_TO DO_
Since pictures are not wanted, repeat only the text of the records, word for word.

[Dataset rows for apps and sites]
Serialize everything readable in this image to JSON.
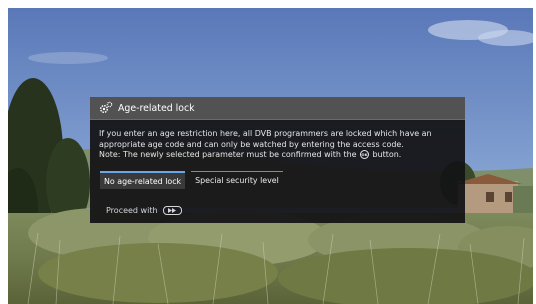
{
  "dialog": {
    "title": "Age-related lock",
    "icon": "gear-icon",
    "text_line1": "If you enter an age restriction here, all DVB programmers are locked which have an",
    "text_line2": "appropriate age code and can only be watched by entering the access code.",
    "text_line3_before": "Note: The newly selected parameter must be confirmed with the ",
    "ok_label": "OK",
    "text_line3_after": " button.",
    "options": [
      {
        "label": "No age-related lock",
        "selected": true
      },
      {
        "label": "Special security level",
        "selected": false
      }
    ],
    "footer_label": "Proceed with",
    "footer_icon": "fast-forward-button-icon"
  },
  "colors": {
    "accent": "#6aa6e8",
    "dialog_bg": "#121214",
    "header_bg": "#525252"
  }
}
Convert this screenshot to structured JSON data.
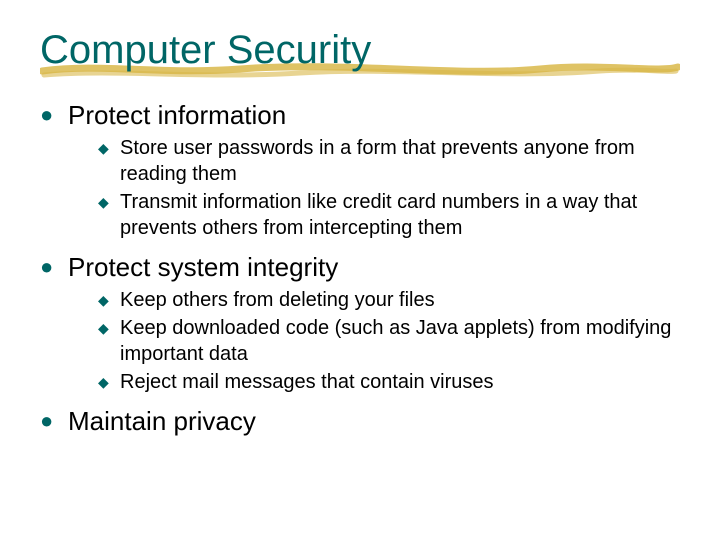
{
  "title": "Computer Security",
  "bullets": [
    {
      "text": "Protect information",
      "sub": [
        "Store user passwords in a form that prevents anyone from reading them",
        "Transmit information like credit card numbers in a way that prevents others from intercepting them"
      ]
    },
    {
      "text": "Protect system integrity",
      "sub": [
        "Keep others from deleting your files",
        "Keep downloaded code (such as Java applets) from modifying important data",
        "Reject mail messages that contain viruses"
      ]
    },
    {
      "text": "Maintain privacy",
      "sub": []
    }
  ]
}
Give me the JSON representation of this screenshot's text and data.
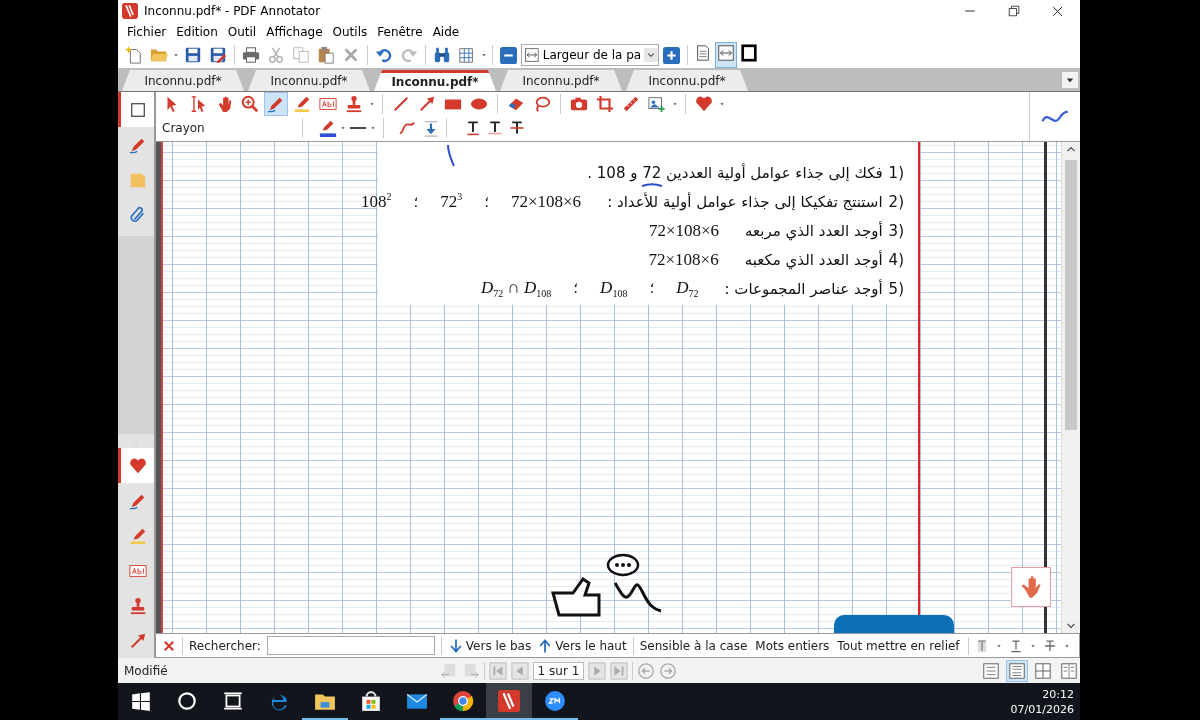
{
  "window": {
    "title": "Inconnu.pdf* - PDF Annotator"
  },
  "menu": [
    "Fichier",
    "Edition",
    "Outil",
    "Affichage",
    "Outils",
    "Fenêtre",
    "Aide"
  ],
  "toolbar": {
    "buttons": [
      {
        "disabled": false
      },
      {
        "disabled": false
      },
      {
        "disabled": false
      },
      {
        "disabled": false
      },
      {
        "disabled": false
      },
      {
        "disabled": true
      },
      {
        "disabled": true
      },
      {
        "disabled": false
      },
      {
        "disabled": true
      },
      {
        "disabled": false
      },
      {
        "disabled": true
      },
      {
        "disabled": false
      },
      {
        "disabled": false
      }
    ],
    "zoom_select": {
      "value": "Largeur de la pa"
    },
    "view_buttons": [
      {
        "selected": false
      },
      {
        "selected": true
      },
      {
        "selected": false
      }
    ]
  },
  "tabs": [
    {
      "label": "Inconnu.pdf*",
      "selected": false
    },
    {
      "label": "Inconnu.pdf*",
      "selected": false
    },
    {
      "label": "Inconnu.pdf*",
      "selected": true
    },
    {
      "label": "Inconnu.pdf*",
      "selected": false
    },
    {
      "label": "Inconnu.pdf*",
      "selected": false
    }
  ],
  "annotation_toolbar": {
    "tools": [
      {
        "selected": false
      },
      {
        "selected": false
      },
      {
        "selected": false
      },
      {
        "selected": false
      },
      {
        "selected": true
      },
      {
        "selected": false
      },
      {
        "selected": false
      },
      {
        "selected": false
      },
      {
        "selected": false
      },
      {
        "selected": false
      },
      {
        "selected": false
      },
      {
        "selected": false
      },
      {
        "selected": false
      },
      {
        "selected": false
      },
      {
        "selected": false
      },
      {
        "selected": false
      },
      {
        "selected": false
      },
      {
        "selected": false
      },
      {
        "selected": false
      }
    ],
    "tool_name": "Crayon"
  },
  "sidebar": {
    "upper": [
      {
        "selected": true
      },
      {
        "selected": false
      },
      {
        "selected": false
      },
      {
        "selected": false
      }
    ],
    "lower": [
      {
        "selected": true
      },
      {
        "selected": false
      },
      {
        "selected": false
      },
      {
        "selected": false
      },
      {
        "selected": false
      },
      {
        "selected": false
      }
    ]
  },
  "document": {
    "lines": [
      {
        "number": "1)",
        "text": "فكك إلى جذاء عوامل أولية العددين 72 و 108 ."
      },
      {
        "number": "2)",
        "text": "استنتج تفكيكا إلى جذاء عوامل أولية للأعداد :",
        "math": [
          {
            "kind": "expr",
            "text": "108$^{2}$"
          },
          {
            "kind": "sep",
            "text": "؛"
          },
          {
            "kind": "expr",
            "text": "72$^{3}$"
          },
          {
            "kind": "sep",
            "text": "؛"
          },
          {
            "kind": "expr",
            "text": "72×108×6"
          }
        ]
      },
      {
        "number": "3)",
        "text": "أوجد العدد الذي مربعه",
        "math": [
          {
            "kind": "expr",
            "text": "72×108×6"
          }
        ]
      },
      {
        "number": "4)",
        "text": "أوجد العدد الذي مكعبه",
        "math": [
          {
            "kind": "expr",
            "text": "72×108×6"
          }
        ]
      },
      {
        "number": "5)",
        "text": "أوجد عناصر المجموعات :",
        "math": [
          {
            "kind": "expr",
            "text": "*D*$_{72}$ ∩ *D*$_{108}$"
          },
          {
            "kind": "sep",
            "text": "؛"
          },
          {
            "kind": "expr",
            "text": "*D*$_{108}$"
          },
          {
            "kind": "sep",
            "text": "؛"
          },
          {
            "kind": "expr",
            "text": "*D*$_{72}$"
          }
        ]
      }
    ]
  },
  "search_bar": {
    "label": "Rechercher:",
    "buttons": [
      "Vers le bas",
      "Vers le haut"
    ],
    "options": [
      "Sensible à la case",
      "Mots entiers",
      "Tout mettre en relief"
    ]
  },
  "status_bar": {
    "status": "Modifié",
    "page": "1 sur 1",
    "layout_buttons": [
      {
        "selected": false
      },
      {
        "selected": true
      },
      {
        "selected": false
      },
      {
        "selected": false
      }
    ]
  },
  "taskbar": {
    "apps": [
      {
        "selected": false,
        "running": false
      },
      {
        "selected": false,
        "running": false
      },
      {
        "selected": false,
        "running": false
      },
      {
        "selected": false,
        "running": false
      },
      {
        "selected": false,
        "running": true
      },
      {
        "selected": false,
        "running": false
      },
      {
        "selected": false,
        "running": false
      },
      {
        "selected": false,
        "running": true
      },
      {
        "selected": true,
        "running": true
      },
      {
        "selected": false,
        "running": true
      }
    ],
    "time": "20:12",
    "date": "07/01/2026"
  }
}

_WRITTEN RESPONSE_
Serialize everything readable in this image to JSON.
{
  "dialog": {
    "title": "Age-related lock",
    "icon": "gear-icon",
    "text_line1": "If you enter an age restriction here, all DVB programmers are locked which have an",
    "text_line2": "appropriate age code and can only be watched by entering the access code.",
    "text_line3_before": "Note: The newly selected parameter must be confirmed with the ",
    "ok_label": "OK",
    "text_line3_after": " button.",
    "options": [
      {
        "label": "No age-related lock",
        "selected": true
      },
      {
        "label": "Special security level",
        "selected": false
      }
    ],
    "footer_label": "Proceed with",
    "footer_icon": "fast-forward-button-icon"
  },
  "colors": {
    "accent": "#6aa6e8",
    "dialog_bg": "#121214",
    "header_bg": "#525252"
  }
}
Convert this screenshot to structured JSON data.
{
  "title": "Computer Security",
  "bullets": [
    {
      "text": "Protect information",
      "sub": [
        "Store user passwords in a form that prevents anyone from reading them",
        "Transmit information like credit card numbers in a way that prevents others from intercepting them"
      ]
    },
    {
      "text": "Protect system integrity",
      "sub": [
        "Keep others from deleting your files",
        "Keep downloaded code (such as Java applets) from modifying important data",
        "Reject mail messages that contain viruses"
      ]
    },
    {
      "text": "Maintain privacy",
      "sub": []
    }
  ]
}
Give me the JSON representation of this screenshot's text and data.
{
  "window": {
    "title": "Inconnu.pdf* - PDF Annotator"
  },
  "menu": [
    "Fichier",
    "Edition",
    "Outil",
    "Affichage",
    "Outils",
    "Fenêtre",
    "Aide"
  ],
  "toolbar": {
    "buttons": [
      {
        "disabled": false
      },
      {
        "disabled": false
      },
      {
        "disabled": false
      },
      {
        "disabled": false
      },
      {
        "disabled": false
      },
      {
        "disabled": true
      },
      {
        "disabled": true
      },
      {
        "disabled": false
      },
      {
        "disabled": true
      },
      {
        "disabled": false
      },
      {
        "disabled": true
      },
      {
        "disabled": false
      },
      {
        "disabled": false
      }
    ],
    "zoom_select": {
      "value": "Largeur de la pa"
    },
    "view_buttons": [
      {
        "selected": false
      },
      {
        "selected": true
      },
      {
        "selected": false
      }
    ]
  },
  "tabs": [
    {
      "label": "Inconnu.pdf*",
      "selected": false
    },
    {
      "label": "Inconnu.pdf*",
      "selected": false
    },
    {
      "label": "Inconnu.pdf*",
      "selected": true
    },
    {
      "label": "Inconnu.pdf*",
      "selected": false
    },
    {
      "label": "Inconnu.pdf*",
      "selected": false
    }
  ],
  "annotation_toolbar": {
    "tools": [
      {
        "selected": false
      },
      {
        "selected": false
      },
      {
        "selected": false
      },
      {
        "selected": false
      },
      {
        "selected": true
      },
      {
        "selected": false
      },
      {
        "selected": false
      },
      {
        "selected": false
      },
      {
        "selected": false
      },
      {
        "selected": false
      },
      {
        "selected": false
      },
      {
        "selected": false
      },
      {
        "selected": false
      },
      {
        "selected": false
      },
      {
        "selected": false
      },
      {
        "selected": false
      },
      {
        "selected": false
      },
      {
        "selected": false
      },
      {
        "selected": false
      }
    ],
    "tool_name": "Crayon"
  },
  "sidebar": {
    "upper": [
      {
        "selected": true
      },
      {
        "selected": false
      },
      {
        "selected": false
      },
      {
        "selected": false
      }
    ],
    "lower": [
      {
        "selected": true
      },
      {
        "selected": false
      },
      {
        "selected": false
      },
      {
        "selected": false
      },
      {
        "selected": false
      },
      {
        "selected": false
      }
    ]
  },
  "document": {
    "lines": [
      {
        "number": "1)",
        "text": "فكك إلى جذاء عوامل أولية العددين 72 و 108 ."
      },
      {
        "number": "2)",
        "text": "استنتج تفكيكا إلى جذاء عوامل أولية للأعداد :",
        "math": [
          {
            "kind": "expr",
            "text": "108$^{2}$"
          },
          {
            "kind": "sep",
            "text": "؛"
          },
          {
            "kind": "expr",
            "text": "72$^{3}$"
          },
          {
            "kind": "sep",
            "text": "؛"
          },
          {
            "kind": "expr",
            "text": "72×108×6"
          }
        ]
      },
      {
        "number": "3)",
        "text": "أوجد العدد الذي مربعه",
        "math": [
          {
            "kind": "expr",
            "text": "72×108×6"
          }
        ]
      },
      {
        "number": "4)",
        "text": "أوجد العدد الذي مكعبه",
        "math": [
          {
            "kind": "expr",
            "text": "72×108×6"
          }
        ]
      },
      {
        "number": "5)",
        "text": "أوجد عناصر المجموعات :",
        "math": [
          {
            "kind": "expr",
            "text": "*D*$_{72}$ ∩ *D*$_{108}$"
          },
          {
            "kind": "sep",
            "text": "؛"
          },
          {
            "kind": "expr",
            "text": "*D*$_{108}$"
          },
          {
            "kind": "sep",
            "text": "؛"
          },
          {
            "kind": "expr",
            "text": "*D*$_{72}$"
          }
        ]
      }
    ]
  },
  "search_bar": {
    "label": "Rechercher:",
    "buttons": [
      "Vers le bas",
      "Vers le haut"
    ],
    "options": [
      "Sensible à la case",
      "Mots entiers",
      "Tout mettre en relief"
    ]
  },
  "status_bar": {
    "status": "Modifié",
    "page": "1 sur 1",
    "layout_buttons": [
      {
        "selected": false
      },
      {
        "selected": true
      },
      {
        "selected": false
      },
      {
        "selected": false
      }
    ]
  },
  "taskbar": {
    "apps": [
      {
        "selected": false,
        "running": false
      },
      {
        "selected": false,
        "running": false
      },
      {
        "selected": false,
        "running": false
      },
      {
        "selected": false,
        "running": false
      },
      {
        "selected": false,
        "running": true
      },
      {
        "selected": false,
        "running": false
      },
      {
        "selected": false,
        "running": false
      },
      {
        "selected": false,
        "running": true
      },
      {
        "selected": true,
        "running": true
      },
      {
        "selected": false,
        "running": true
      }
    ],
    "time": "20:12",
    "date": "07/01/2026"
  }
}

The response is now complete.